    And the "this" today is big dollars to politicians.

    I watched Fox news yesterday and the days theme was that all this big money in politics is a good thing. That it makes the whole system better and fairer.

    Come on folks. Use your head. You know better.

    The money corrupts. It corrupts R and D alike. Corporate, union, Soros or Koch. Doesn't matter.

    But you know it corrupts and I know it corrupts. Yesterdays Fox narrative is (or should be) an insult to your intelligence.

  • Owen Heber City, UT
    April 4, 2014 1:05 a.m.

    The best reasoning and writing in this paper in years. Thanks for printing this opposing view.

  • marxist Salt Lake City, UT
    April 4, 2014 12:24 a.m.

    Those of us who grew up in the 50's experienced an optimistic time, typified by optimism for civic involvement.

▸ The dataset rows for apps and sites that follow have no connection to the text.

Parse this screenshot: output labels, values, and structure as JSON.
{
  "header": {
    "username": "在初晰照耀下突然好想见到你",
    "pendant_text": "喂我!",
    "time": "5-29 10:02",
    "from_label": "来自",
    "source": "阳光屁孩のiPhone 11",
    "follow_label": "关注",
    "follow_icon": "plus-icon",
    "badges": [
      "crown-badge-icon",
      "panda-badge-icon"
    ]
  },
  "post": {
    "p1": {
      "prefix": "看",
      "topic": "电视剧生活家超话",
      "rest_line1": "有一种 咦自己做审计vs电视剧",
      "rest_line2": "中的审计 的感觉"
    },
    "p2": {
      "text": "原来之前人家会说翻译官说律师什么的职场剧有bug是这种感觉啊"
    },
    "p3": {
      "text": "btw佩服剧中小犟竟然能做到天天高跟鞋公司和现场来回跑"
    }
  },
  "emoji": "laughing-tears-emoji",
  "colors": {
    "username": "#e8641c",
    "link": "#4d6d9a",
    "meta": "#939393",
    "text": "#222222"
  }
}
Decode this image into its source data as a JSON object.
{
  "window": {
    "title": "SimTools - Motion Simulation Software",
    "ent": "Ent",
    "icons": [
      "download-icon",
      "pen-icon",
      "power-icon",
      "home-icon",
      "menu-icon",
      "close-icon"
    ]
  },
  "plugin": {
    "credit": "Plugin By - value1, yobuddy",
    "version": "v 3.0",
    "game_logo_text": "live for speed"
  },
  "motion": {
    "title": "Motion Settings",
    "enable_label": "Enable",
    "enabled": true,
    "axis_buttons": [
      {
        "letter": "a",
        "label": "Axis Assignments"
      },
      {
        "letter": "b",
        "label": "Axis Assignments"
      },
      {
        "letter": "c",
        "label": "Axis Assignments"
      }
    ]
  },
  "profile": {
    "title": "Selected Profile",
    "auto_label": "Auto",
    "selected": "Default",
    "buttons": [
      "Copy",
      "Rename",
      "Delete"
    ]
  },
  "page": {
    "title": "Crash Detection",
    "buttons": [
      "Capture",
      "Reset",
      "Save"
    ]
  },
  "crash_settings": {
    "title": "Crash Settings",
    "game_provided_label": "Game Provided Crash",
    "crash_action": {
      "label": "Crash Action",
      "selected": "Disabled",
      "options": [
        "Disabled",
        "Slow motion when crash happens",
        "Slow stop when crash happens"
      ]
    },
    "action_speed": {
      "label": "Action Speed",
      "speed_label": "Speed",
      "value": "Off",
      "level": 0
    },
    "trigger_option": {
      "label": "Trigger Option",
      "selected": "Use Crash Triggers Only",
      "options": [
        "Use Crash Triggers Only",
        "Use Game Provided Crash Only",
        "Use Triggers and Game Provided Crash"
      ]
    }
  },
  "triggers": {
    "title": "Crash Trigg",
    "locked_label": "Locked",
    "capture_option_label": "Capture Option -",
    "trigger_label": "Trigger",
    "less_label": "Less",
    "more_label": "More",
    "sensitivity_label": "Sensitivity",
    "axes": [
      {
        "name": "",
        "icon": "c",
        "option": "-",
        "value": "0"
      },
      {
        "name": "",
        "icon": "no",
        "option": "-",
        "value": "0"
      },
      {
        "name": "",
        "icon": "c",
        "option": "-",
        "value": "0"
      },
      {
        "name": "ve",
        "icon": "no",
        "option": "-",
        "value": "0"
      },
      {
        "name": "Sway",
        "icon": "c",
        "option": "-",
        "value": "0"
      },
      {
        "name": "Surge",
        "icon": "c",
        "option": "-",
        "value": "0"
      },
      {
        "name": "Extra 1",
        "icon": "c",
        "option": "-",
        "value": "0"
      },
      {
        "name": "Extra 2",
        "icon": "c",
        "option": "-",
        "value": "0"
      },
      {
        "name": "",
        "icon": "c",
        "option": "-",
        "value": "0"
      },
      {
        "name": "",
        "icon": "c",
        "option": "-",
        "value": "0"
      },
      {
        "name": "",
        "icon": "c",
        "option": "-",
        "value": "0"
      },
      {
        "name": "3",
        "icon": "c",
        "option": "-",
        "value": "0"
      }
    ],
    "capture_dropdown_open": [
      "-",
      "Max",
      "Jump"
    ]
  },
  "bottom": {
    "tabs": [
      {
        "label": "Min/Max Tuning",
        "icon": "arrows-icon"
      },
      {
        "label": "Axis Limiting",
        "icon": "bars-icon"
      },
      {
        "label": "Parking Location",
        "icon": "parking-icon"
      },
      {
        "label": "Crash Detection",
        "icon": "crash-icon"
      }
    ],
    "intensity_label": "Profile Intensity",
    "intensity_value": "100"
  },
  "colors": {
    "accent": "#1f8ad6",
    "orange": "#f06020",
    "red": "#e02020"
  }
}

It was assumed that everyday people could have an influence for good in the political process. But our system is evolving in another direction. The economic system has dictated the top heavy distributions of wealth and income. Those at the top have used their influence bring about changes which re-enforce the concentration process. Recent decisions by the court are but a product of this.

    We now know that everyday people have little influence on public policy. This breeds despair. We see it in Utah with its low voter participation. Why vote? Where is this process taking us? Now THAT is a question the Deseret News ought to attempt an answer for.